▶ [EXERCISE DIRECTIONS]:
Tell how many lines of the data include the word "income". Nothing but the number belongs in the answer.

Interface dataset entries
______________________________

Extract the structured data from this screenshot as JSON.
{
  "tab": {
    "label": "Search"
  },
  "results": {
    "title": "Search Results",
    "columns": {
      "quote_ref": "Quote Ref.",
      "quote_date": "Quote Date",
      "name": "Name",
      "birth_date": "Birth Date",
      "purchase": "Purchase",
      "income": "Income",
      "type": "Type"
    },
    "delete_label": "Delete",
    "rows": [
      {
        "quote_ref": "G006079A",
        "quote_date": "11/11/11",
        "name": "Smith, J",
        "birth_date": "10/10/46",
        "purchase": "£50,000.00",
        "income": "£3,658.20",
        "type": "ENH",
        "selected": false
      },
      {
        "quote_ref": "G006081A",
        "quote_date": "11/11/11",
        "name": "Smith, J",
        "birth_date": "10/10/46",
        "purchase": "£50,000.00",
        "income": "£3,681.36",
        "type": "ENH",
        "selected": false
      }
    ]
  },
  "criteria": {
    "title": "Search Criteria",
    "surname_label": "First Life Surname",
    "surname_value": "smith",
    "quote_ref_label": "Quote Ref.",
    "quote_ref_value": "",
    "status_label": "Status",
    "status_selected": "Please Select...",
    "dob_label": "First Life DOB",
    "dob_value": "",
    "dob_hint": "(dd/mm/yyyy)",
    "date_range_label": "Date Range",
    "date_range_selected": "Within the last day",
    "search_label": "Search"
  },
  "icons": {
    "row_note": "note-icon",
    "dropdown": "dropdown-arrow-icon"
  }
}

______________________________

▶ [EXERCISE RESPONSE]:
3